Top of TASK INPUTS

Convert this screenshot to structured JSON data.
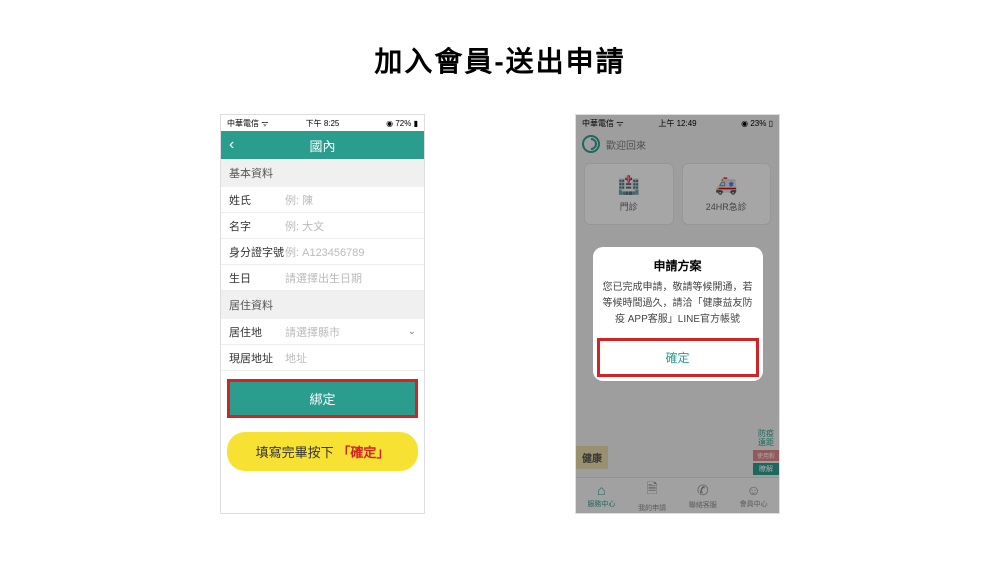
{
  "page_title": "加入會員-送出申請",
  "phone1": {
    "status": {
      "carrier": "中華電信",
      "time": "下午 8:25",
      "battery": "72%"
    },
    "nav_title": "國內",
    "sections": {
      "basic": "基本資料",
      "residence": "居住資料"
    },
    "fields": {
      "last_name": {
        "label": "姓氏",
        "placeholder": "例: 陳"
      },
      "first_name": {
        "label": "名字",
        "placeholder": "例: 大文"
      },
      "id_no": {
        "label": "身分證字號",
        "placeholder": "例: A123456789"
      },
      "birthday": {
        "label": "生日",
        "placeholder": "請選擇出生日期"
      },
      "city": {
        "label": "居住地",
        "placeholder": "請選擇縣市"
      },
      "address": {
        "label": "現居地址",
        "placeholder": "地址"
      }
    },
    "bind_button": "綁定",
    "callout_prefix": "填寫完畢按下",
    "callout_highlight": "「確定」"
  },
  "phone2": {
    "status": {
      "carrier": "中華電信",
      "time": "上午 12:49",
      "battery": "23%"
    },
    "welcome": "歡迎回來",
    "tiles": {
      "clinic": "門診",
      "emergency": "24HR急診"
    },
    "dialog": {
      "title": "申請方案",
      "body": "您已完成申請，敬請等候開通，若等候時間過久，請洽「健康益友防疫 APP客服」LINE官方帳號",
      "confirm": "確定"
    },
    "banner_left": "健康",
    "banner_right": {
      "line1": "防疫",
      "line2": "遠距",
      "tag1": "使用對",
      "tag2": "瞭解"
    },
    "tabs": {
      "service": "服務中心",
      "my": "我的申請",
      "contact": "聯絡客服",
      "member": "會員中心"
    }
  }
}
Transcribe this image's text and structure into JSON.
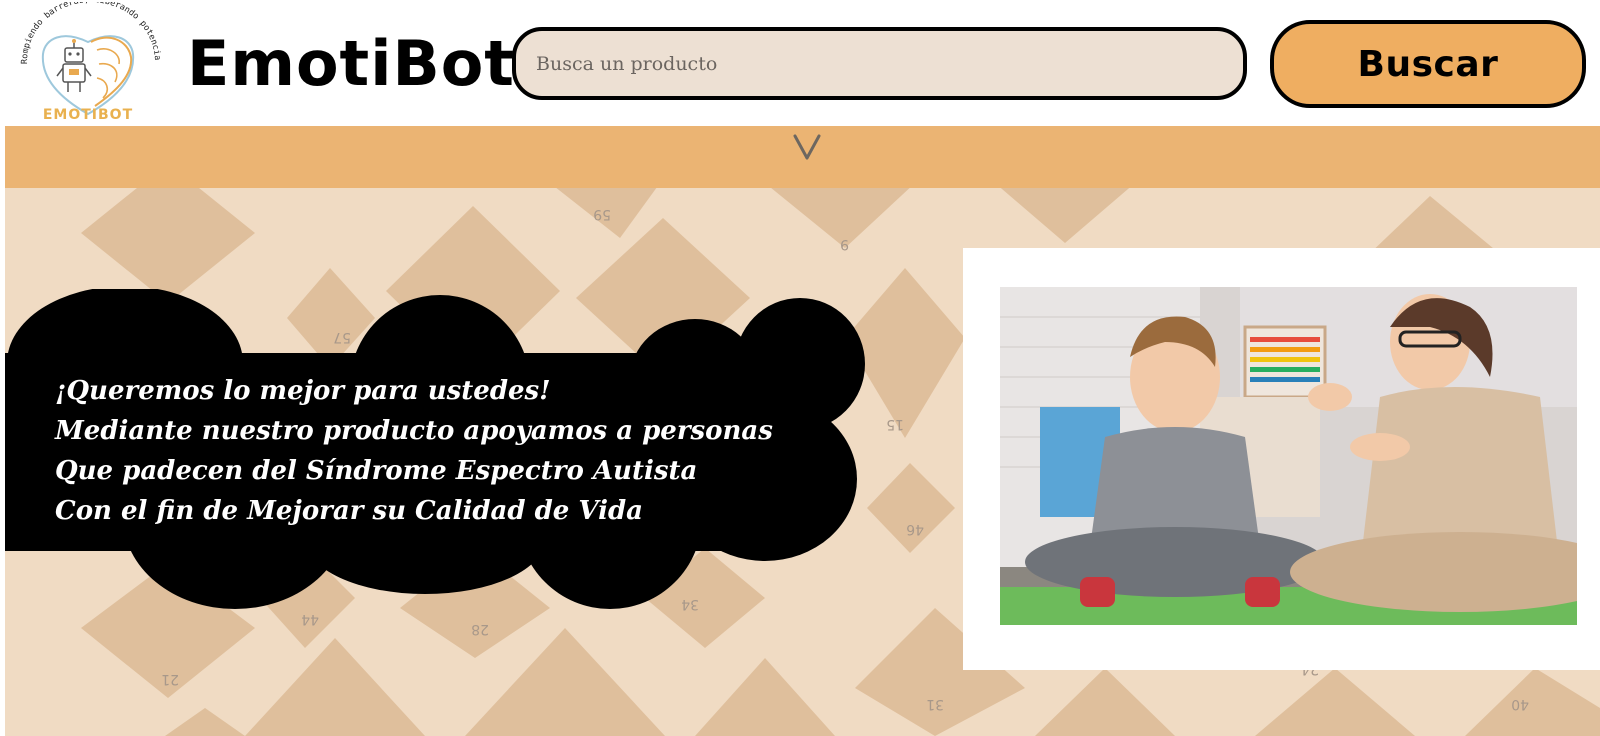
{
  "header": {
    "logo": {
      "arc_text": "Rompiendo barreras, liberando potencial",
      "name_text": "EMOTIBOT"
    },
    "brand_title": "EmotiBot",
    "search": {
      "placeholder": "Busca un producto",
      "value": ""
    },
    "search_button_label": "Buscar"
  },
  "nav": {
    "toggle_icon": "chevron-down-icon"
  },
  "hero": {
    "message_lines": [
      "¡Queremos lo mejor para ustedes!",
      "Mediante nuestro producto apoyamos a personas",
      "Que padecen del Síndrome Espectro Autista",
      "Con el fin de Mejorar su Calidad de Vida"
    ],
    "photo": {
      "description_icon": "child-therapist-photo"
    }
  },
  "colors": {
    "accent_orange": "#ebb473",
    "button_orange": "#efae61",
    "search_bg": "#ede0d3",
    "hero_bg": "#f0dbc3",
    "diamond": "#dfbf9c"
  }
}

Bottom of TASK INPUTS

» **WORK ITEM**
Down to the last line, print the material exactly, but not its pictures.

» **RESULT**
Convert this screenshot to structured JSON data.
{
  "page_title": "加入會員-送出申請",
  "phone1": {
    "status": {
      "carrier": "中華電信",
      "time": "下午 8:25",
      "battery": "72%"
    },
    "nav_title": "國內",
    "sections": {
      "basic": "基本資料",
      "residence": "居住資料"
    },
    "fields": {
      "last_name": {
        "label": "姓氏",
        "placeholder": "例: 陳"
      },
      "first_name": {
        "label": "名字",
        "placeholder": "例: 大文"
      },
      "id_no": {
        "label": "身分證字號",
        "placeholder": "例: A123456789"
      },
      "birthday": {
        "label": "生日",
        "placeholder": "請選擇出生日期"
      },
      "city": {
        "label": "居住地",
        "placeholder": "請選擇縣市"
      },
      "address": {
        "label": "現居地址",
        "placeholder": "地址"
      }
    },
    "bind_button": "綁定",
    "callout_prefix": "填寫完畢按下",
    "callout_highlight": "「確定」"
  },
  "phone2": {
    "status": {
      "carrier": "中華電信",
      "time": "上午 12:49",
      "battery": "23%"
    },
    "welcome": "歡迎回來",
    "tiles": {
      "clinic": "門診",
      "emergency": "24HR急診"
    },
    "dialog": {
      "title": "申請方案",
      "body": "您已完成申請，敬請等候開通，若等候時間過久，請洽「健康益友防疫 APP客服」LINE官方帳號",
      "confirm": "確定"
    },
    "banner_left": "健康",
    "banner_right": {
      "line1": "防疫",
      "line2": "遠距",
      "tag1": "使用對",
      "tag2": "瞭解"
    },
    "tabs": {
      "service": "服務中心",
      "my": "我的申請",
      "contact": "聯絡客服",
      "member": "會員中心"
    }
  }
}
Transcribe this image's text and structure into JSON.
{
  "header": {
    "logo": {
      "arc_text": "Rompiendo barreras, liberando potencial",
      "name_text": "EMOTIBOT"
    },
    "brand_title": "EmotiBot",
    "search": {
      "placeholder": "Busca un producto",
      "value": ""
    },
    "search_button_label": "Buscar"
  },
  "nav": {
    "toggle_icon": "chevron-down-icon"
  },
  "hero": {
    "message_lines": [
      "¡Queremos lo mejor para ustedes!",
      "Mediante nuestro producto apoyamos a personas",
      "Que padecen del Síndrome Espectro Autista",
      "Con el fin de Mejorar su Calidad de Vida"
    ],
    "photo": {
      "description_icon": "child-therapist-photo"
    }
  },
  "colors": {
    "accent_orange": "#ebb473",
    "button_orange": "#efae61",
    "search_bg": "#ede0d3",
    "hero_bg": "#f0dbc3",
    "diamond": "#dfbf9c"
  }
}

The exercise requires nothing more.